YOUR ASSIGNMENT = The data should be printed in full, character for character.

[Saved data entries]

□ □ □

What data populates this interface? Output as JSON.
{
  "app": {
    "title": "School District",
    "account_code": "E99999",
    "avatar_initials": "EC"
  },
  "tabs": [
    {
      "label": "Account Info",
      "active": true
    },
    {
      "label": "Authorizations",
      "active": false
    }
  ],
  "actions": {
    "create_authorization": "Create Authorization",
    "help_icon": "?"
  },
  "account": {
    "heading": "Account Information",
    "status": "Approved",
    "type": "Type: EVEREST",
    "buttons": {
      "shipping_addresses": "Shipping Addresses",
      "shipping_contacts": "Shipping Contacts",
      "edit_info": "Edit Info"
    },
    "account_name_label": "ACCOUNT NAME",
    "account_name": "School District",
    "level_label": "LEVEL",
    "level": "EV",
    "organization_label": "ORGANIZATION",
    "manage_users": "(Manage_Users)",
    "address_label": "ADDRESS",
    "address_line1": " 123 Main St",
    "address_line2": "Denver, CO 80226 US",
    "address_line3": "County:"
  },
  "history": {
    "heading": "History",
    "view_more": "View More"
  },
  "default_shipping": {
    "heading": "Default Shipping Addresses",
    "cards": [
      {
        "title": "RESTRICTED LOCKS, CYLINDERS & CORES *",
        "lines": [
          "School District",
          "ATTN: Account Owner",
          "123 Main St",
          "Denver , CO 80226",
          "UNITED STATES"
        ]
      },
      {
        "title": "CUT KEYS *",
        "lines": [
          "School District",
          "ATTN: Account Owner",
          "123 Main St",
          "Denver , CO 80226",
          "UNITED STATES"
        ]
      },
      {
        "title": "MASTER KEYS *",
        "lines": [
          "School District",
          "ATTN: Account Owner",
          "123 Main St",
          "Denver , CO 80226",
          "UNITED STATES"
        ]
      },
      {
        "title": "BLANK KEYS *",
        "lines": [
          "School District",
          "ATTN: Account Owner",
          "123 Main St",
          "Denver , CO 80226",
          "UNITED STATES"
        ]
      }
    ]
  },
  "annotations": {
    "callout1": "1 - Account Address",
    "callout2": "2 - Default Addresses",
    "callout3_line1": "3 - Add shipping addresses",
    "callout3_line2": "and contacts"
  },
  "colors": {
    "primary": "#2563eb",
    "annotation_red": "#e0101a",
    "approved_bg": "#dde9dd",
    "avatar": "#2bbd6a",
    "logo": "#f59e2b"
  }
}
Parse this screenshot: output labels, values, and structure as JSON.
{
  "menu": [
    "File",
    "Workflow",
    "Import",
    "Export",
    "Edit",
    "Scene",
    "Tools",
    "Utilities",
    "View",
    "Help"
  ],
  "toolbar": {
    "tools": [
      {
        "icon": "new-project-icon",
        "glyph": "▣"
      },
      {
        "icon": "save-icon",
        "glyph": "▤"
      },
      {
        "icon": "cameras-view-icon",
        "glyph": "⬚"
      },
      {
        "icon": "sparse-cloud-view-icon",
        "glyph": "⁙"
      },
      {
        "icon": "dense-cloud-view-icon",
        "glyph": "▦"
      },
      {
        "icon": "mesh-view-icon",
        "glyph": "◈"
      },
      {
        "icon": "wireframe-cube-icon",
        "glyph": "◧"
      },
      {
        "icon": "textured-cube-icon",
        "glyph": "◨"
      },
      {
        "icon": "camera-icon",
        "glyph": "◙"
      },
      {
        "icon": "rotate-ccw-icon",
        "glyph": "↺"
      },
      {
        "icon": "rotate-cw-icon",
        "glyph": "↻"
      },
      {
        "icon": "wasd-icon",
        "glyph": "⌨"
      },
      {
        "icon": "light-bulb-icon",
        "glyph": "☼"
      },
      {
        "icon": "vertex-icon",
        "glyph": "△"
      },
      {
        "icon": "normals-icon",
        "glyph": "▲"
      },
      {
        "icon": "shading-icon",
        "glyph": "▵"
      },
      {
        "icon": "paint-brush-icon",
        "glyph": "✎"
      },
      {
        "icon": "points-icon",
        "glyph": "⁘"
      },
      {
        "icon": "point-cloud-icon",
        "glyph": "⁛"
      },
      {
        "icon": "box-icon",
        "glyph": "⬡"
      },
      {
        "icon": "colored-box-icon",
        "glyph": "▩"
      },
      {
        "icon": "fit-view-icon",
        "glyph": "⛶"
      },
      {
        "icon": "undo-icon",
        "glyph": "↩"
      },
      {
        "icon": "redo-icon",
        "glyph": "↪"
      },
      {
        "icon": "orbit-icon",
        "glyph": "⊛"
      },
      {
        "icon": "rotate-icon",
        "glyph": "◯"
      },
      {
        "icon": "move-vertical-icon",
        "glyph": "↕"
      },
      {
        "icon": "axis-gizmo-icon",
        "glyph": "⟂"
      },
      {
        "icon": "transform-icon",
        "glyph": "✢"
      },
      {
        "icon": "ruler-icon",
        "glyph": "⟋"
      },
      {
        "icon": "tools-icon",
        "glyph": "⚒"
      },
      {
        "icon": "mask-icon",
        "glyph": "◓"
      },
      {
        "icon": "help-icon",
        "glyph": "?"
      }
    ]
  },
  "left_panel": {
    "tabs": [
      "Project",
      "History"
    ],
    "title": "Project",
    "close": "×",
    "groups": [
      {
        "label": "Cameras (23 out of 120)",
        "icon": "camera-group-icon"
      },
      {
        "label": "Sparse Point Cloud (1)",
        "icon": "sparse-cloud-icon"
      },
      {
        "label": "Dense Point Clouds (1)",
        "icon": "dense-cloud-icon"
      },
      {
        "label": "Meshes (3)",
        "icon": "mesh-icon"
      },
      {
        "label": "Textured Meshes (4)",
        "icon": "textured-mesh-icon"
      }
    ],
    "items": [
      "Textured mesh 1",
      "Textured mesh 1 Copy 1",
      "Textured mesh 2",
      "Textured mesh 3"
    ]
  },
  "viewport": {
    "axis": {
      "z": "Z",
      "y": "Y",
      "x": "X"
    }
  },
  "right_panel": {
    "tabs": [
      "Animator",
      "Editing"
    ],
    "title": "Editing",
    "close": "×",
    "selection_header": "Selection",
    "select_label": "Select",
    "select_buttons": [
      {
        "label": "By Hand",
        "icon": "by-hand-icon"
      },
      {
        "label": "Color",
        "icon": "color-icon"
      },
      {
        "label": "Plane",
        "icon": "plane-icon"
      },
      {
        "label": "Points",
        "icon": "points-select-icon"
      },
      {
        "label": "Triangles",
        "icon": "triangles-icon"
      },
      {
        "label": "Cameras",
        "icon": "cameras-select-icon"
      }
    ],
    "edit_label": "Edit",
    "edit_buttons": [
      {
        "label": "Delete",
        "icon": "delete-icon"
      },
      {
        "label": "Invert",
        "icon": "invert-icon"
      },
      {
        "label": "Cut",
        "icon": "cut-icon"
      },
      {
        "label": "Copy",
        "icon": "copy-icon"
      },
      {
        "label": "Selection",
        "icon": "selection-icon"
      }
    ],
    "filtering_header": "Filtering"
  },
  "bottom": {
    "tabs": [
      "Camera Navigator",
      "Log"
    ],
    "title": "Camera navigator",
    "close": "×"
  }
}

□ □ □

COMPLETED TASK =
What data populates this interface? Output as JSON.
{
  "app": {
    "title": "School District",
    "account_code": "E99999",
    "avatar_initials": "EC"
  },
  "tabs": [
    {
      "label": "Account Info",
      "active": true
    },
    {
      "label": "Authorizations",
      "active": false
    }
  ],
  "actions": {
    "create_authorization": "Create Authorization",
    "help_icon": "?"
  },
  "account": {
    "heading": "Account Information",
    "status": "Approved",
    "type": "Type: EVEREST",
    "buttons": {
      "shipping_addresses": "Shipping Addresses",
      "shipping_contacts": "Shipping Contacts",
      "edit_info": "Edit Info"
    },
    "account_name_label": "ACCOUNT NAME",
    "account_name": "School District",
    "level_label": "LEVEL",
    "level": "EV",
    "organization_label": "ORGANIZATION",
    "manage_users": "(Manage_Users)",
    "address_label": "ADDRESS",
    "address_line1": " 123 Main St",
    "address_line2": "Denver, CO 80226 US",
    "address_line3": "County:"
  },
  "history": {
    "heading": "History",
    "view_more": "View More"
  },
  "default_shipping": {
    "heading": "Default Shipping Addresses",
    "cards": [
      {
        "title": "RESTRICTED LOCKS, CYLINDERS & CORES *",
        "lines": [
          "School District",
          "ATTN: Account Owner",
          "123 Main St",
          "Denver , CO 80226",
          "UNITED STATES"
        ]
      },
      {
        "title": "CUT KEYS *",
        "lines": [
          "School District",
          "ATTN: Account Owner",
          "123 Main St",
          "Denver , CO 80226",
          "UNITED STATES"
        ]
      },
      {
        "title": "MASTER KEYS *",
        "lines": [
          "School District",
          "ATTN: Account Owner",
          "123 Main St",
          "Denver , CO 80226",
          "UNITED STATES"
        ]
      },
      {
        "title": "BLANK KEYS *",
        "lines": [
          "School District",
          "ATTN: Account Owner",
          "123 Main St",
          "Denver , CO 80226",
          "UNITED STATES"
        ]
      }
    ]
  },
  "annotations": {
    "callout1": "1 - Account Address",
    "callout2": "2 - Default Addresses",
    "callout3_line1": "3 - Add shipping addresses",
    "callout3_line2": "and contacts"
  },
  "colors": {
    "primary": "#2563eb",
    "annotation_red": "#e0101a",
    "approved_bg": "#dde9dd",
    "avatar": "#2bbd6a",
    "logo": "#f59e2b"
  }
}
Parse this screenshot: output labels, values, and structure as JSON.
{
  "menu": [
    "File",
    "Workflow",
    "Import",
    "Export",
    "Edit",
    "Scene",
    "Tools",
    "Utilities",
    "View",
    "Help"
  ],
  "toolbar": {
    "tools": [
      {
        "icon": "new-project-icon",
        "glyph": "▣"
      },
      {
        "icon": "save-icon",
        "glyph": "▤"
      },
      {
        "icon": "cameras-view-icon",
        "glyph": "⬚"
      },
      {
        "icon": "sparse-cloud-view-icon",
        "glyph": "⁙"
      },
      {
        "icon": "dense-cloud-view-icon",
        "glyph": "▦"
      },
      {
        "icon": "mesh-view-icon",
        "glyph": "◈"
      },
      {
        "icon": "wireframe-cube-icon",
        "glyph": "◧"
      },
      {
        "icon": "textured-cube-icon",
        "glyph": "◨"
      },
      {
        "icon": "camera-icon",
        "glyph": "◙"
      },
      {
        "icon": "rotate-ccw-icon",
        "glyph": "↺"
      },
      {
        "icon": "rotate-cw-icon",
        "glyph": "↻"
      },
      {
        "icon": "wasd-icon",
        "glyph": "⌨"
      },
      {
        "icon": "light-bulb-icon",
        "glyph": "☼"
      },
      {
        "icon": "vertex-icon",
        "glyph": "△"
      },
      {
        "icon": "normals-icon",
        "glyph": "▲"
      },
      {
        "icon": "shading-icon",
        "glyph": "▵"
      },
      {
        "icon": "paint-brush-icon",
        "glyph": "✎"
      },
      {
        "icon": "points-icon",
        "glyph": "⁘"
      },
      {
        "icon": "point-cloud-icon",
        "glyph": "⁛"
      },
      {
        "icon": "box-icon",
        "glyph": "⬡"
      },
      {
        "icon": "colored-box-icon",
        "glyph": "▩"
      },
      {
        "icon": "fit-view-icon",
        "glyph": "⛶"
      },
      {
        "icon": "undo-icon",
        "glyph": "↩"
      },
      {
        "icon": "redo-icon",
        "glyph": "↪"
      },
      {
        "icon": "orbit-icon",
        "glyph": "⊛"
      },
      {
        "icon": "rotate-icon",
        "glyph": "◯"
      },
      {
        "icon": "move-vertical-icon",
        "glyph": "↕"
      },
      {
        "icon": "axis-gizmo-icon",
        "glyph": "⟂"
      },
      {
        "icon": "transform-icon",
        "glyph": "✢"
      },
      {
        "icon": "ruler-icon",
        "glyph": "⟋"
      },
      {
        "icon": "tools-icon",
        "glyph": "⚒"
      },
      {
        "icon": "mask-icon",
        "glyph": "◓"
      },
      {
        "icon": "help-icon",
        "glyph": "?"
      }
    ]
  },
  "left_panel": {
    "tabs": [
      "Project",
      "History"
    ],
    "title": "Project",
    "close": "×",
    "groups": [
      {
        "label": "Cameras (23 out of 120)",
        "icon": "camera-group-icon"
      },
      {
        "label": "Sparse Point Cloud (1)",
        "icon": "sparse-cloud-icon"
      },
      {
        "label": "Dense Point Clouds (1)",
        "icon": "dense-cloud-icon"
      },
      {
        "label": "Meshes (3)",
        "icon": "mesh-icon"
      },
      {
        "label": "Textured Meshes (4)",
        "icon": "textured-mesh-icon"
      }
    ],
    "items": [
      "Textured mesh 1",
      "Textured mesh 1 Copy 1",
      "Textured mesh 2",
      "Textured mesh 3"
    ]
  },
  "viewport": {
    "axis": {
      "z": "Z",
      "y": "Y",
      "x": "X"
    }
  },
  "right_panel": {
    "tabs": [
      "Animator",
      "Editing"
    ],
    "title": "Editing",
    "close": "×",
    "selection_header": "Selection",
    "select_label": "Select",
    "select_buttons": [
      {
        "label": "By Hand",
        "icon": "by-hand-icon"
      },
      {
        "label": "Color",
        "icon": "color-icon"
      },
      {
        "label": "Plane",
        "icon": "plane-icon"
      },
      {
        "label": "Points",
        "icon": "points-select-icon"
      },
      {
        "label": "Triangles",
        "icon": "triangles-icon"
      },
      {
        "label": "Cameras",
        "icon": "cameras-select-icon"
      }
    ],
    "edit_label": "Edit",
    "edit_buttons": [
      {
        "label": "Delete",
        "icon": "delete-icon"
      },
      {
        "label": "Invert",
        "icon": "invert-icon"
      },
      {
        "label": "Cut",
        "icon": "cut-icon"
      },
      {
        "label": "Copy",
        "icon": "copy-icon"
      },
      {
        "label": "Selection",
        "icon": "selection-icon"
      }
    ],
    "filtering_header": "Filtering"
  },
  "bottom": {
    "tabs": [
      "Camera Navigator",
      "Log"
    ],
    "title": "Camera navigator",
    "close": "×"
  }
}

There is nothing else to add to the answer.